Data items:
>>>>

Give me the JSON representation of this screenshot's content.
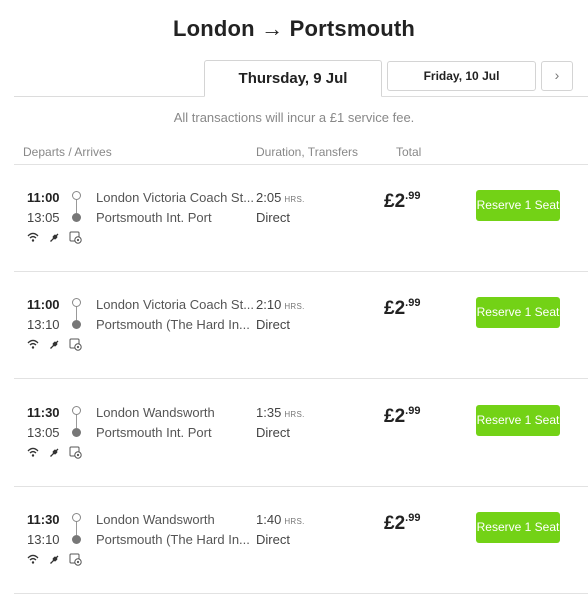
{
  "header": {
    "title": "London → Portsmouth"
  },
  "date_tabs": {
    "active": "Thursday, 9 Jul",
    "next": "Friday, 10 Jul",
    "arrow": "›"
  },
  "notice": "All transactions will incur a £1 service fee.",
  "columns": {
    "departs_arrives": "Departs / Arrives",
    "duration": "Duration, Transfers",
    "total": "Total"
  },
  "colors": {
    "reserve_button": "#73d216"
  },
  "amenity_icons": [
    "wifi-icon",
    "power-plug-icon",
    "settings-icon"
  ],
  "results": [
    {
      "depart": "11:00",
      "arrive": "13:05",
      "from": "London Victoria Coach St...",
      "to": "Portsmouth Int. Port",
      "duration": "2:05",
      "duration_unit": "HRS.",
      "transfers": "Direct",
      "price_main": "£2",
      "price_cents": ".99",
      "button": "Reserve 1 Seat"
    },
    {
      "depart": "11:00",
      "arrive": "13:10",
      "from": "London Victoria Coach St...",
      "to": "Portsmouth (The Hard In...",
      "duration": "2:10",
      "duration_unit": "HRS.",
      "transfers": "Direct",
      "price_main": "£2",
      "price_cents": ".99",
      "button": "Reserve 1 Seat"
    },
    {
      "depart": "11:30",
      "arrive": "13:05",
      "from": "London Wandsworth",
      "to": "Portsmouth Int. Port",
      "duration": "1:35",
      "duration_unit": "HRS.",
      "transfers": "Direct",
      "price_main": "£2",
      "price_cents": ".99",
      "button": "Reserve 1 Seat"
    },
    {
      "depart": "11:30",
      "arrive": "13:10",
      "from": "London Wandsworth",
      "to": "Portsmouth (The Hard In...",
      "duration": "1:40",
      "duration_unit": "HRS.",
      "transfers": "Direct",
      "price_main": "£2",
      "price_cents": ".99",
      "button": "Reserve 1 Seat"
    }
  ]
}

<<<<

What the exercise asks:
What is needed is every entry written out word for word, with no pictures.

Reply to the exercise:
Give me the JSON representation of this screenshot's content.
{
  "header": {
    "title": "London → Portsmouth"
  },
  "date_tabs": {
    "active": "Thursday, 9 Jul",
    "next": "Friday, 10 Jul",
    "arrow": "›"
  },
  "notice": "All transactions will incur a £1 service fee.",
  "columns": {
    "departs_arrives": "Departs / Arrives",
    "duration": "Duration, Transfers",
    "total": "Total"
  },
  "colors": {
    "reserve_button": "#73d216"
  },
  "amenity_icons": [
    "wifi-icon",
    "power-plug-icon",
    "settings-icon"
  ],
  "results": [
    {
      "depart": "11:00",
      "arrive": "13:05",
      "from": "London Victoria Coach St...",
      "to": "Portsmouth Int. Port",
      "duration": "2:05",
      "duration_unit": "HRS.",
      "transfers": "Direct",
      "price_main": "£2",
      "price_cents": ".99",
      "button": "Reserve 1 Seat"
    },
    {
      "depart": "11:00",
      "arrive": "13:10",
      "from": "London Victoria Coach St...",
      "to": "Portsmouth (The Hard In...",
      "duration": "2:10",
      "duration_unit": "HRS.",
      "transfers": "Direct",
      "price_main": "£2",
      "price_cents": ".99",
      "button": "Reserve 1 Seat"
    },
    {
      "depart": "11:30",
      "arrive": "13:05",
      "from": "London Wandsworth",
      "to": "Portsmouth Int. Port",
      "duration": "1:35",
      "duration_unit": "HRS.",
      "transfers": "Direct",
      "price_main": "£2",
      "price_cents": ".99",
      "button": "Reserve 1 Seat"
    },
    {
      "depart": "11:30",
      "arrive": "13:10",
      "from": "London Wandsworth",
      "to": "Portsmouth (The Hard In...",
      "duration": "1:40",
      "duration_unit": "HRS.",
      "transfers": "Direct",
      "price_main": "£2",
      "price_cents": ".99",
      "button": "Reserve 1 Seat"
    }
  ]
}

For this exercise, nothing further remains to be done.